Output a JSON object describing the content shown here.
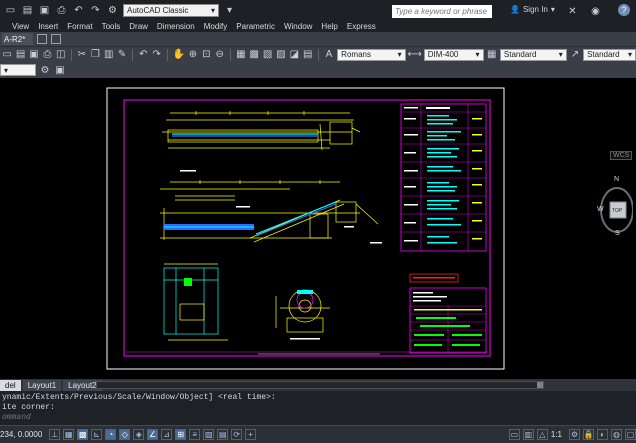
{
  "app": {
    "workspace": "AutoCAD Classic",
    "search_placeholder": "Type a keyword or phrase",
    "signin": "Sign In",
    "help": "?"
  },
  "menu": [
    "View",
    "Insert",
    "Format",
    "Tools",
    "Draw",
    "Dimension",
    "Modify",
    "Parametric",
    "Window",
    "Help",
    "Express"
  ],
  "file_tab": "A-R2*",
  "toolbar": {
    "text_style": "Romans",
    "dim_style": "DIM-400",
    "table_style": "Standard",
    "multileader_style": "Standard"
  },
  "layout_tabs": [
    "del",
    "Layout1",
    "Layout2"
  ],
  "command": {
    "line1": "ynamic/Extents/Previous/Scale/Window/Object] <real time>:",
    "line2": "ite corner:",
    "input_placeholder": "ommand"
  },
  "status": {
    "coords": "234, 0.0000",
    "scale": "1:1"
  },
  "viewcube": {
    "north": "N",
    "south": "S",
    "west": "W",
    "top": "TOP",
    "wcs": "WCS"
  },
  "colors": {
    "background": "#000000",
    "drawing_yellow": "#ffff00",
    "drawing_magenta": "#ff00ff",
    "drawing_cyan": "#00ffff",
    "drawing_green": "#00ff00",
    "drawing_blue": "#2d6bff",
    "drawing_red": "#ff2020"
  }
}
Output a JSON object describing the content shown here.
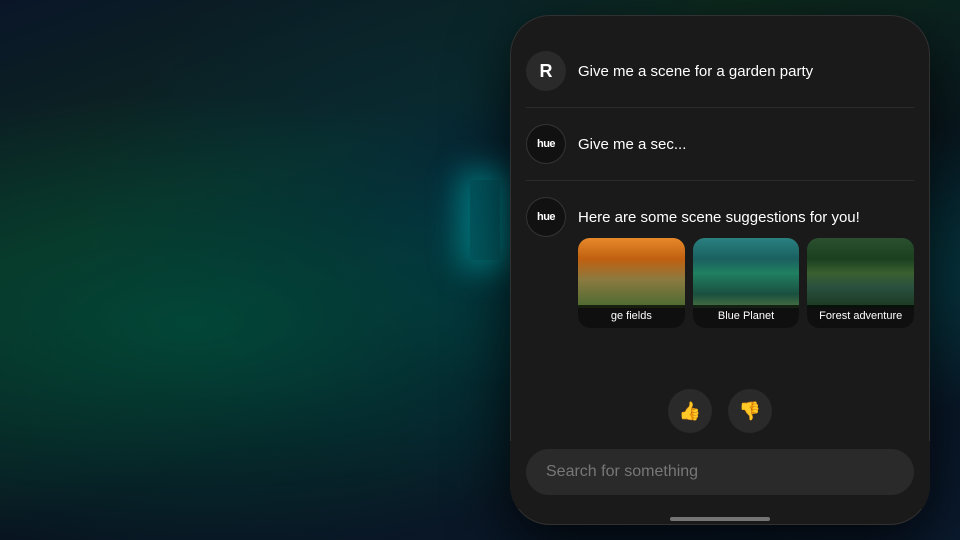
{
  "background": {
    "description": "Night garden scene"
  },
  "phone": {
    "messages": [
      {
        "id": "msg-1",
        "avatar_type": "user",
        "avatar_label": "R",
        "text": "Give me a scene for a garden party",
        "blurred": false
      },
      {
        "id": "msg-2",
        "avatar_type": "hue",
        "avatar_label": "hue",
        "text": "Give me a sec...",
        "blurred": true,
        "blurred_suffix": "          "
      },
      {
        "id": "msg-3",
        "avatar_type": "hue",
        "avatar_label": "hue",
        "scene_response": true,
        "label": "Here are some scene suggestions for you!",
        "scenes": [
          {
            "id": "scene-orange",
            "name": "Orange fields",
            "display_name": "ge fields",
            "type": "orange-fields"
          },
          {
            "id": "scene-blue",
            "name": "Blue Planet",
            "display_name": "Blue Planet",
            "type": "blue-planet"
          },
          {
            "id": "scene-forest",
            "name": "Forest adventure",
            "display_name": "Forest adventure",
            "type": "forest"
          }
        ]
      }
    ],
    "feedback": {
      "thumbs_up_label": "👍",
      "thumbs_down_label": "👎"
    },
    "search": {
      "placeholder": "Search for something"
    }
  }
}
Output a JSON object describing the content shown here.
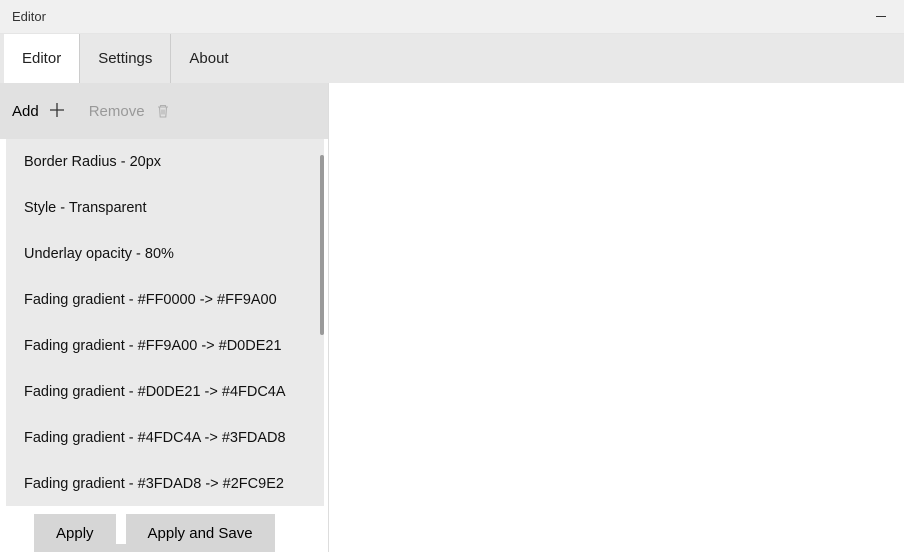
{
  "window": {
    "title": "Editor"
  },
  "tabs": [
    {
      "label": "Editor",
      "active": true
    },
    {
      "label": "Settings",
      "active": false
    },
    {
      "label": "About",
      "active": false
    }
  ],
  "toolbar": {
    "add_label": "Add",
    "remove_label": "Remove"
  },
  "list": {
    "items": [
      "Border Radius - 20px",
      "Style - Transparent",
      "Underlay opacity - 80%",
      "Fading gradient - #FF0000 -> #FF9A00",
      "Fading gradient - #FF9A00 -> #D0DE21",
      "Fading gradient - #D0DE21 -> #4FDC4A",
      "Fading gradient - #4FDC4A -> #3FDAD8",
      "Fading gradient - #3FDAD8 -> #2FC9E2"
    ]
  },
  "actions": {
    "apply_label": "Apply",
    "apply_save_label": "Apply and Save"
  }
}
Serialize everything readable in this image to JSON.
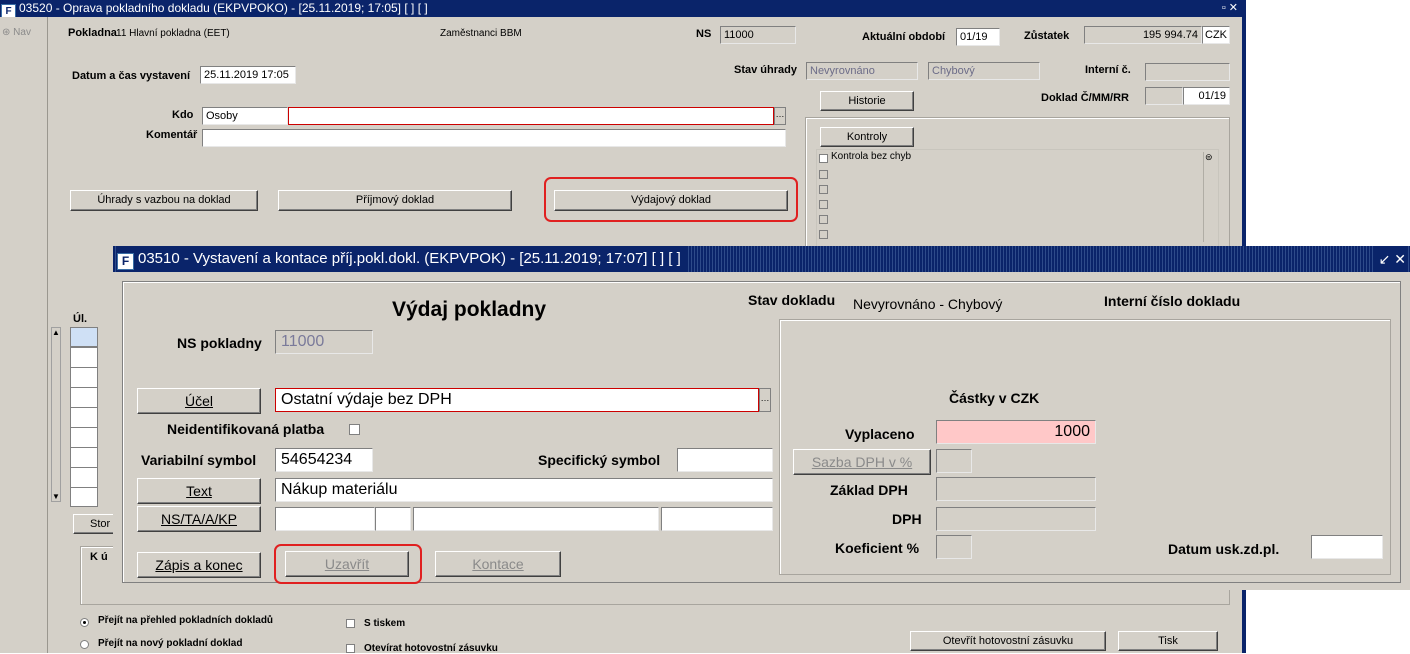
{
  "back": {
    "title": "03520 - Oprava pokladního dokladu (EKPVPOKO) - [25.11.2019; 17:05]  [ ]  [ ]",
    "nav_label": "Nav",
    "window_controls": "▫ ✕",
    "pokladna_label": "Pokladna",
    "pokladna_value": "11 Hlavní pokladna (EET)",
    "zamestnanci": "Zaměstnanci BBM",
    "ns_label": "NS",
    "ns_value": "11000",
    "aktualni_obdobi_label": "Aktuální období",
    "aktualni_obdobi_value": "01/19",
    "zustatek_label": "Zůstatek",
    "zustatek_value": "195 994.74",
    "currency": "CZK",
    "datum_label": "Datum a čas vystavení",
    "datum_value": "25.11.2019 17:05",
    "stav_uhrady_label": "Stav úhrady",
    "stav_uhrady_value1": "Nevyrovnáno",
    "stav_uhrady_value2": "Chybový",
    "interni_c_label": "Interní č.",
    "interni_c_value": "",
    "historie_button": "Historie",
    "doklad_label": "Doklad Č/MM/RR",
    "doklad_value": "01/19",
    "kdo_label": "Kdo",
    "kdo_type": "Osoby",
    "kdo_value": "",
    "komentar_label": "Komentář",
    "komentar_value": "",
    "kontroly_button": "Kontroly",
    "kontrola_item": "Kontrola bez chyb",
    "uhrady_button": "Úhrady s vazbou na doklad",
    "prijmovy_button": "Příjmový doklad",
    "vydajovy_button": "Výdajový doklad",
    "ul_label": "Úl.",
    "storno_button": "Stor",
    "k_group_label": "K ú",
    "radio1": "Přejít na přehled pokladních dokladů",
    "radio2": "Přejít na nový pokladní doklad",
    "check_tisk": "S tiskem",
    "check_zasuvka": "Otevírat hotovostní zásuvku",
    "otevrit_button": "Otevřít hotovostní zásuvku",
    "tisk_button": "Tisk"
  },
  "dialog": {
    "title": "03510 - Vystavení a kontace příj.pokl.dokl. (EKPVPOK) - [25.11.2019; 17:07]  [ ]  [ ]",
    "window_controls": "↙ ✕",
    "heading": "Výdaj pokladny",
    "stav_label": "Stav dokladu",
    "stav_value": "Nevyrovnáno - Chybový",
    "interni_label": "Interní číslo dokladu",
    "ns_label": "NS pokladny",
    "ns_value": "11000",
    "ucel_button": "Účel",
    "ucel_value": "Ostatní výdaje bez DPH",
    "neidentifikovana_label": "Neidentifikovaná platba",
    "variabilni_label": "Variabilní symbol",
    "variabilni_value": "54654234",
    "specificky_label": "Specifický symbol",
    "specificky_value": "",
    "text_button": "Text",
    "text_value": "Nákup materiálu",
    "ns_ta_button": "NS/TA/A/KP",
    "zapis_button": "Zápis a konec",
    "uzavrit_button": "Uzavřít",
    "kontace_button": "Kontace",
    "castky_label": "Částky v CZK",
    "vyplaceno_label": "Vyplaceno",
    "vyplaceno_value": "1000",
    "sazba_button": "Sazba DPH v %",
    "zaklad_label": "Základ DPH",
    "dph_label": "DPH",
    "koeficient_label": "Koeficient %",
    "datum_usk_label": "Datum usk.zd.pl.",
    "datum_usk_value": ""
  },
  "colors": {
    "titlebar": "#0a246a",
    "highlight": "#e02020",
    "pink_field": "#ffc8c8"
  }
}
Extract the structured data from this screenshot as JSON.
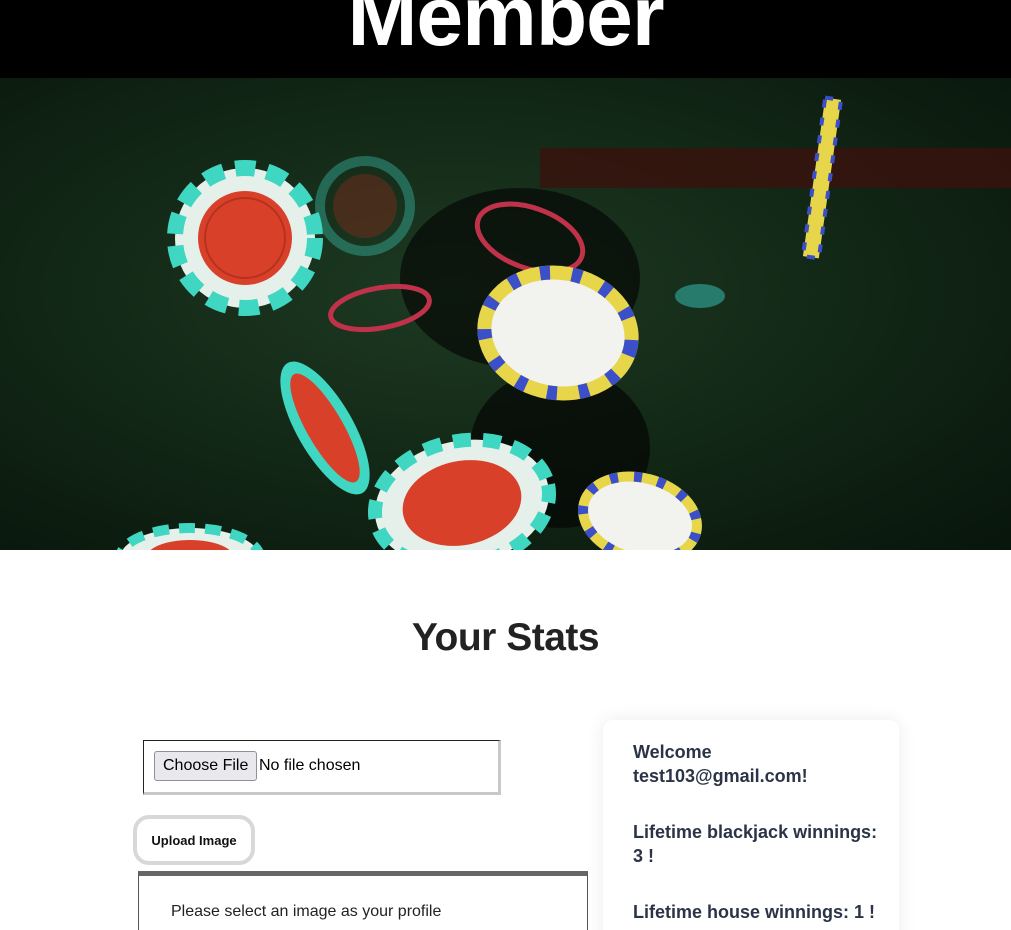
{
  "banner": {
    "title": "Member"
  },
  "stats": {
    "heading": "Your Stats",
    "upload": {
      "choose_label": "Choose File",
      "file_status": "No file chosen",
      "upload_label": "Upload Image",
      "notice": "Please select an image as your profile"
    },
    "card": {
      "welcome": "Welcome test103@gmail.com!",
      "blackjack": "Lifetime blackjack winnings: 3 !",
      "house": "Lifetime house winnings: 1 !"
    }
  },
  "colors": {
    "banner_bg": "#000000",
    "chip_red": "#d9402a",
    "chip_teal": "#3fd6c2",
    "chip_yellow": "#e8d64a",
    "chip_blue": "#3b4fc9"
  }
}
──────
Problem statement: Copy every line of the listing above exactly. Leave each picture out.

Solution for this task:
Output a JSON object describing the content shown here.
{
  "app": {
    "workspace": "AutoCAD Classic",
    "search_placeholder": "Type a keyword or phrase",
    "signin": "Sign In",
    "help": "?"
  },
  "menu": [
    "View",
    "Insert",
    "Format",
    "Tools",
    "Draw",
    "Dimension",
    "Modify",
    "Parametric",
    "Window",
    "Help",
    "Express"
  ],
  "file_tab": "A-R2*",
  "toolbar": {
    "text_style": "Romans",
    "dim_style": "DIM-400",
    "table_style": "Standard",
    "multileader_style": "Standard"
  },
  "layout_tabs": [
    "del",
    "Layout1",
    "Layout2"
  ],
  "command": {
    "line1": "ynamic/Extents/Previous/Scale/Window/Object] <real time>:",
    "line2": "ite corner:",
    "input_placeholder": "ommand"
  },
  "status": {
    "coords": "234, 0.0000",
    "scale": "1:1"
  },
  "viewcube": {
    "north": "N",
    "south": "S",
    "west": "W",
    "top": "TOP",
    "wcs": "WCS"
  },
  "colors": {
    "background": "#000000",
    "drawing_yellow": "#ffff00",
    "drawing_magenta": "#ff00ff",
    "drawing_cyan": "#00ffff",
    "drawing_green": "#00ff00",
    "drawing_blue": "#2d6bff",
    "drawing_red": "#ff2020"
  }
}
Output a JSON object describing the content shown here.
{
  "background": {
    "description": "Night garden scene"
  },
  "phone": {
    "messages": [
      {
        "id": "msg-1",
        "avatar_type": "user",
        "avatar_label": "R",
        "text": "Give me a scene for a garden party",
        "blurred": false
      },
      {
        "id": "msg-2",
        "avatar_type": "hue",
        "avatar_label": "hue",
        "text": "Give me a sec...",
        "blurred": true,
        "blurred_suffix": "          "
      },
      {
        "id": "msg-3",
        "avatar_type": "hue",
        "avatar_label": "hue",
        "scene_response": true,
        "label": "Here are some scene suggestions for you!",
        "scenes": [
          {
            "id": "scene-orange",
            "name": "Orange fields",
            "display_name": "ge fields",
            "type": "orange-fields"
          },
          {
            "id": "scene-blue",
            "name": "Blue Planet",
            "display_name": "Blue Planet",
            "type": "blue-planet"
          },
          {
            "id": "scene-forest",
            "name": "Forest adventure",
            "display_name": "Forest adventure",
            "type": "forest"
          }
        ]
      }
    ],
    "feedback": {
      "thumbs_up_label": "👍",
      "thumbs_down_label": "👎"
    },
    "search": {
      "placeholder": "Search for something"
    }
  }
}
Output a JSON object describing the content shown here.
{
  "window": {
    "title": "Editor"
  },
  "tabs": [
    {
      "label": "Editor",
      "active": true
    },
    {
      "label": "Settings",
      "active": false
    },
    {
      "label": "About",
      "active": false
    }
  ],
  "toolbar": {
    "add_label": "Add",
    "remove_label": "Remove"
  },
  "list": {
    "items": [
      "Border Radius - 20px",
      "Style - Transparent",
      "Underlay opacity - 80%",
      "Fading gradient - #FF0000 -> #FF9A00",
      "Fading gradient - #FF9A00 -> #D0DE21",
      "Fading gradient - #D0DE21 -> #4FDC4A",
      "Fading gradient - #4FDC4A -> #3FDAD8",
      "Fading gradient - #3FDAD8 -> #2FC9E2"
    ]
  },
  "actions": {
    "apply_label": "Apply",
    "apply_save_label": "Apply and Save"
  }
}
Serialize everything readable in this image to JSON.
{
  "back": {
    "title": "03520 - Oprava pokladního dokladu (EKPVPOKO) - [25.11.2019; 17:05]  [ ]  [ ]",
    "nav_label": "Nav",
    "window_controls": "▫ ✕",
    "pokladna_label": "Pokladna",
    "pokladna_value": "11 Hlavní pokladna (EET)",
    "zamestnanci": "Zaměstnanci BBM",
    "ns_label": "NS",
    "ns_value": "11000",
    "aktualni_obdobi_label": "Aktuální období",
    "aktualni_obdobi_value": "01/19",
    "zustatek_label": "Zůstatek",
    "zustatek_value": "195 994.74",
    "currency": "CZK",
    "datum_label": "Datum a čas vystavení",
    "datum_value": "25.11.2019 17:05",
    "stav_uhrady_label": "Stav úhrady",
    "stav_uhrady_value1": "Nevyrovnáno",
    "stav_uhrady_value2": "Chybový",
    "interni_c_label": "Interní č.",
    "interni_c_value": "",
    "historie_button": "Historie",
    "doklad_label": "Doklad Č/MM/RR",
    "doklad_value": "01/19",
    "kdo_label": "Kdo",
    "kdo_type": "Osoby",
    "kdo_value": "",
    "komentar_label": "Komentář",
    "komentar_value": "",
    "kontroly_button": "Kontroly",
    "kontrola_item": "Kontrola bez chyb",
    "uhrady_button": "Úhrady s vazbou na doklad",
    "prijmovy_button": "Příjmový doklad",
    "vydajovy_button": "Výdajový doklad",
    "ul_label": "Úl.",
    "storno_button": "Stor",
    "k_group_label": "K ú",
    "radio1": "Přejít na přehled pokladních dokladů",
    "radio2": "Přejít na nový pokladní doklad",
    "check_tisk": "S tiskem",
    "check_zasuvka": "Otevírat hotovostní zásuvku",
    "otevrit_button": "Otevřít hotovostní zásuvku",
    "tisk_button": "Tisk"
  },
  "dialog": {
    "title": "03510 - Vystavení a kontace příj.pokl.dokl. (EKPVPOK) - [25.11.2019; 17:07]  [ ]  [ ]",
    "window_controls": "↙ ✕",
    "heading": "Výdaj pokladny",
    "stav_label": "Stav dokladu",
    "stav_value": "Nevyrovnáno - Chybový",
    "interni_label": "Interní číslo dokladu",
    "ns_label": "NS pokladny",
    "ns_value": "11000",
    "ucel_button": "Účel",
    "ucel_value": "Ostatní výdaje bez DPH",
    "neidentifikovana_label": "Neidentifikovaná platba",
    "variabilni_label": "Variabilní symbol",
    "variabilni_value": "54654234",
    "specificky_label": "Specifický symbol",
    "specificky_value": "",
    "text_button": "Text",
    "text_value": "Nákup materiálu",
    "ns_ta_button": "NS/TA/A/KP",
    "zapis_button": "Zápis a konec",
    "uzavrit_button": "Uzavřít",
    "kontace_button": "Kontace",
    "castky_label": "Částky v CZK",
    "vyplaceno_label": "Vyplaceno",
    "vyplaceno_value": "1000",
    "sazba_button": "Sazba DPH v %",
    "zaklad_label": "Základ DPH",
    "dph_label": "DPH",
    "koeficient_label": "Koeficient %",
    "datum_usk_label": "Datum usk.zd.pl.",
    "datum_usk_value": ""
  },
  "colors": {
    "titlebar": "#0a246a",
    "highlight": "#e02020",
    "pink_field": "#ffc8c8"
  }
}
Extract the structured data from this screenshot as JSON.
{
  "banner": {
    "title": "Member"
  },
  "stats": {
    "heading": "Your Stats",
    "upload": {
      "choose_label": "Choose File",
      "file_status": "No file chosen",
      "upload_label": "Upload Image",
      "notice": "Please select an image as your profile"
    },
    "card": {
      "welcome": "Welcome test103@gmail.com!",
      "blackjack": "Lifetime blackjack winnings: 3 !",
      "house": "Lifetime house winnings: 1 !"
    }
  },
  "colors": {
    "banner_bg": "#000000",
    "chip_red": "#d9402a",
    "chip_teal": "#3fd6c2",
    "chip_yellow": "#e8d64a",
    "chip_blue": "#3b4fc9"
  }
}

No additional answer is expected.